→ **Work item**
Pick each line that has "present" out of the records.

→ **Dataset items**
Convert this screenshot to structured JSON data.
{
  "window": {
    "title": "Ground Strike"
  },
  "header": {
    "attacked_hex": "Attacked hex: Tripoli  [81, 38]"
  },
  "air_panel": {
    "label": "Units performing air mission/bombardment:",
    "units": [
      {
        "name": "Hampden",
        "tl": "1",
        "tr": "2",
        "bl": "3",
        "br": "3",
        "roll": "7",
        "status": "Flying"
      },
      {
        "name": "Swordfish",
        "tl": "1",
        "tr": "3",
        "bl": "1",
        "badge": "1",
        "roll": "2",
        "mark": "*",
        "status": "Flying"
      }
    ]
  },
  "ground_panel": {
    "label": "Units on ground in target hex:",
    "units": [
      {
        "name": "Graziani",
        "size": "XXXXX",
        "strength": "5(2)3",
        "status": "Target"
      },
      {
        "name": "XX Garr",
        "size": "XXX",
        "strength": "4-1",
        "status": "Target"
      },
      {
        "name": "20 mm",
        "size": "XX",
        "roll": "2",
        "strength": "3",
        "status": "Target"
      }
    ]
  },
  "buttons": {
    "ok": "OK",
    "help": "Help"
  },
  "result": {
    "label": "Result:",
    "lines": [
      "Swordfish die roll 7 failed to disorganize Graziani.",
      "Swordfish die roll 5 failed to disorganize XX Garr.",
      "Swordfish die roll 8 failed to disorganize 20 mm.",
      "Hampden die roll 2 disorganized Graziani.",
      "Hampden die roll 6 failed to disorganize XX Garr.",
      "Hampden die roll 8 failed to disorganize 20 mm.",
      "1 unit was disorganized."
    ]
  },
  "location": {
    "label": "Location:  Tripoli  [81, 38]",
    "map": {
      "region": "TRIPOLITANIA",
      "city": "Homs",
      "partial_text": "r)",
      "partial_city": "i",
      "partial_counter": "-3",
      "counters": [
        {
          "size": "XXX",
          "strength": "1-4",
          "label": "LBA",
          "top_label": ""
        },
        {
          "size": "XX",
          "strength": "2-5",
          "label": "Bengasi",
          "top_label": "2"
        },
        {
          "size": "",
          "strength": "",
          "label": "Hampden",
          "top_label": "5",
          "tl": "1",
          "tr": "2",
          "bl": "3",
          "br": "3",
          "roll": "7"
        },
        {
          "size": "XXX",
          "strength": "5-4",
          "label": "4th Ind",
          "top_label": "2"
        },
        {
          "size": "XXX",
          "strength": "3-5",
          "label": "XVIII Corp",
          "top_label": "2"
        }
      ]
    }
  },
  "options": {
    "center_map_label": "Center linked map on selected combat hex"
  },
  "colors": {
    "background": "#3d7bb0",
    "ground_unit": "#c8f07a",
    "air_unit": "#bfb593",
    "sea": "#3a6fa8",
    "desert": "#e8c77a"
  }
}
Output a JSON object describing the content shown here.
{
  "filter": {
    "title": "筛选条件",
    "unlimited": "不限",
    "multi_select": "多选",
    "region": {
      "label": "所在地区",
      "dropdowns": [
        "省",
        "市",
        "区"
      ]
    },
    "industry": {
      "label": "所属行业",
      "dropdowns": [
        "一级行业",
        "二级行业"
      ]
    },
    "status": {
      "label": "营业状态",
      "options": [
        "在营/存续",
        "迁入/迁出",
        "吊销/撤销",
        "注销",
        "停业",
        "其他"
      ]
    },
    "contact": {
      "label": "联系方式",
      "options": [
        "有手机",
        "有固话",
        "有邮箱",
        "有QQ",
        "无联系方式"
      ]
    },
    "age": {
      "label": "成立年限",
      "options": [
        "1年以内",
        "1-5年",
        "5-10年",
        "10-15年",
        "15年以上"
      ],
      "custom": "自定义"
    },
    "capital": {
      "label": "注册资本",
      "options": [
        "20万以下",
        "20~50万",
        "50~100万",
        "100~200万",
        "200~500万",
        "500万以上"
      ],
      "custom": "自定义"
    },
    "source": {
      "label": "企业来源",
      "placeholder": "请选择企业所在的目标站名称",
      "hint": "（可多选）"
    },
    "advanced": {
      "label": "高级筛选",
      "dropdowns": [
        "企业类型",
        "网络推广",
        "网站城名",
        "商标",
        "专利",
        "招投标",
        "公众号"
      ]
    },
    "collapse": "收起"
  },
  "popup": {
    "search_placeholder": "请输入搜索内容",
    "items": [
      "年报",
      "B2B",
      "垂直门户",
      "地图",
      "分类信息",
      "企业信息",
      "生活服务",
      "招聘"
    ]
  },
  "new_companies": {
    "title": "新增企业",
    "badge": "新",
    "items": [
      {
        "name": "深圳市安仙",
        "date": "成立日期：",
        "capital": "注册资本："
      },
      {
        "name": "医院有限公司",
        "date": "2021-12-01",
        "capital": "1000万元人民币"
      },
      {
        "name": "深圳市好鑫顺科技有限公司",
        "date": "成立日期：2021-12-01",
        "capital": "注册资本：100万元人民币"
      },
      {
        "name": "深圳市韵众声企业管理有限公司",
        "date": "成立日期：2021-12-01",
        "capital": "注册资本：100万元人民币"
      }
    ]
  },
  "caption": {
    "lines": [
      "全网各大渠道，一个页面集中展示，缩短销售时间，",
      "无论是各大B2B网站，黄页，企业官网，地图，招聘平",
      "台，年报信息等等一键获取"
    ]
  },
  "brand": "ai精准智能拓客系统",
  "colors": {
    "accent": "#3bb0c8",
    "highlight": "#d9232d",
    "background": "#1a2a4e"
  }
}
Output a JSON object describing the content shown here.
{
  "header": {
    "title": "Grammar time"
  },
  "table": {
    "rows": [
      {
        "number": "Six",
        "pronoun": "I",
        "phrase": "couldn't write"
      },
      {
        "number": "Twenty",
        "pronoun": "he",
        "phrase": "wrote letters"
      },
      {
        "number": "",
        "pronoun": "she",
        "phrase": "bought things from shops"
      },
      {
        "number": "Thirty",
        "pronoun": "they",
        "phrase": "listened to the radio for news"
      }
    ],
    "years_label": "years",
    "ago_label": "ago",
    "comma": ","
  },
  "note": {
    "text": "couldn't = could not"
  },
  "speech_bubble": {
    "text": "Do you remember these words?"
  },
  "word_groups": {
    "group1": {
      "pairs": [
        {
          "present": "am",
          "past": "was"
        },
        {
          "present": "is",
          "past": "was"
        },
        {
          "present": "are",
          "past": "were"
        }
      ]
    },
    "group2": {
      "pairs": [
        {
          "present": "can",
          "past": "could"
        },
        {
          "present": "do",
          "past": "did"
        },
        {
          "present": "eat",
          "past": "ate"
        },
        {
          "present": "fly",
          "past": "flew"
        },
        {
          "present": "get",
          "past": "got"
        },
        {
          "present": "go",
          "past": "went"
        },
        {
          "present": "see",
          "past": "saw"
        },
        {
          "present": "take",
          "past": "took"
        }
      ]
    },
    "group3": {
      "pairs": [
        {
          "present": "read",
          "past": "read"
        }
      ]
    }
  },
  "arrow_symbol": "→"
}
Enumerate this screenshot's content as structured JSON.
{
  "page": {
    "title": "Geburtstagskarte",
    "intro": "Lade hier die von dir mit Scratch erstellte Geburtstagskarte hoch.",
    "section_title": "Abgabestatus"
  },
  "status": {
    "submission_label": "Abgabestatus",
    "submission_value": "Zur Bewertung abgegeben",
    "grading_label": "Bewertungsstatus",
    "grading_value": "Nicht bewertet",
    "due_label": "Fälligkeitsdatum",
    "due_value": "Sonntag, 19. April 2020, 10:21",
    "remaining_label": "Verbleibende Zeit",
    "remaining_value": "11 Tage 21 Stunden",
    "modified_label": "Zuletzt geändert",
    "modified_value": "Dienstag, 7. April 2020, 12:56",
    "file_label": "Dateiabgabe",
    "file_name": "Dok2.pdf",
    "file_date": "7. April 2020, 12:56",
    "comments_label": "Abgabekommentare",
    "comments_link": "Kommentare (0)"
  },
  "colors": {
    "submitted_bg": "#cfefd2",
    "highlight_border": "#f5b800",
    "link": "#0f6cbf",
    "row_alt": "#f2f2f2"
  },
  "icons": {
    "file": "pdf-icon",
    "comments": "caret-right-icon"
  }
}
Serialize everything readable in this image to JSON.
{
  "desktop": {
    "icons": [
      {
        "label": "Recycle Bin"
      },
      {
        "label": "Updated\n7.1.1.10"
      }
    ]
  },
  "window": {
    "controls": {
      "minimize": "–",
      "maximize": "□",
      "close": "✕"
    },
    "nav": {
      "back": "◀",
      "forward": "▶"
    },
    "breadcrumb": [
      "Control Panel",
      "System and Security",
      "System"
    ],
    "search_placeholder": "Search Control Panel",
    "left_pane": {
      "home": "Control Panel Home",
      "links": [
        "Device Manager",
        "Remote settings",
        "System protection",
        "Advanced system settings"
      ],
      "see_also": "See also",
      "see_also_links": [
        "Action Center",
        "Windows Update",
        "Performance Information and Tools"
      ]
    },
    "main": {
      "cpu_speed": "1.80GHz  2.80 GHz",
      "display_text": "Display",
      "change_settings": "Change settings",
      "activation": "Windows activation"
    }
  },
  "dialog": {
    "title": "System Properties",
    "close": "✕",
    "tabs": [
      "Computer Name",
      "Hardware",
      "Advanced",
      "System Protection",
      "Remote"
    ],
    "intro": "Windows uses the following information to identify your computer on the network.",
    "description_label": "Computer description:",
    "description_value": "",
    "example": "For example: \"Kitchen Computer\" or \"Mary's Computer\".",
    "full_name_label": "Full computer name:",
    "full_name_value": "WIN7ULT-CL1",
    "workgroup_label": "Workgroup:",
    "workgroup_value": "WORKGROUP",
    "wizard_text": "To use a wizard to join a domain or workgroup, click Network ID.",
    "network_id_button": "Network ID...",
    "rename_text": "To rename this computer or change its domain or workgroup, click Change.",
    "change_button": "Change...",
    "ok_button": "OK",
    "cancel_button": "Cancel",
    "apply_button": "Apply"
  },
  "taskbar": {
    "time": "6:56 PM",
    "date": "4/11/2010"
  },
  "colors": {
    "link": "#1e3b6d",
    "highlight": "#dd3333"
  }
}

→ **Response**
          "present": "am",
          "present": "is",
          "present": "are",
          "present": "can",
          "present": "do",
          "present": "eat",
          "present": "fly",
          "present": "get",
          "present": "go",
          "present": "see",
          "present": "take",
          "present": "read",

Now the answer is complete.